The question of whether drones can be used to spy can be seen in how much drones are being used in surveillance technology around the world. Media companies now talk about the increased capacity of drones to monitor unsuspecting people all over the world. Drones can indeed be used to spy but government regulations and human rights bodies continue to mitigate the levels to which such surveillance activities are carried out.
What are the disadvantages of drones?
Depending on the context in which drones are supposed to be applied, a plethora of disadvantages has been known to be associated with drones. The technological disadvantages include limitations such as weather limitations and brief flying time. The main disadvantages, however, are social issues such as security implications like spying/surveillance/terrorism and risk of injury in the instance of a collision.
Do police use drones to spy?
Yes, security agencies in a few parts of the world have now become associated with their drones. Police actions usually involve drones in a few Asian countries where civil rights violations on the part of government are being continuously criticized.
Can drones fly in rain?
One of the biggest issues with flying drones is the drawback associated with weather. Drones have electronic and mechanical parts that are sometimes not well equipped to function in rainy or windy environments, however, technology is being continuously innovated that makes drones more able to withstand rainfalls and heavy wind.
Related: If water resistance is important, then RC Fishing Boats or RC Drones for Fishing might serve you better.

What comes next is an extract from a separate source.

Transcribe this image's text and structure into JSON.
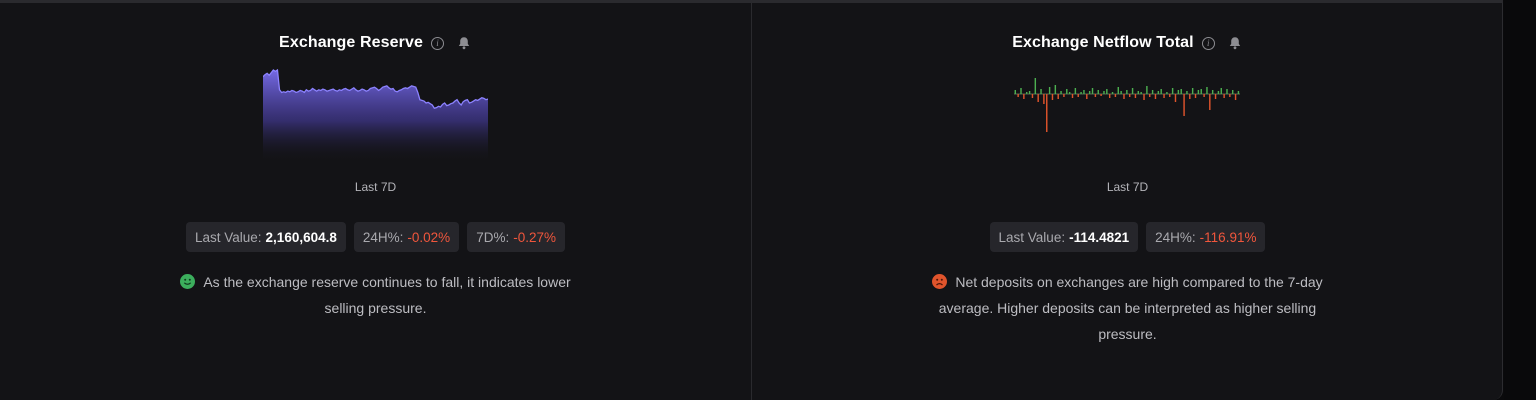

The trend of innovation pertaining to drone technology has seen prices of drones drop so much that a lot of decent drones can now be purchased with less than $500. The availability of information about these drones has been challenging for many who seek to really utilize their money. This piece tries to bridge the gap between how much users have and what they want their money to go into.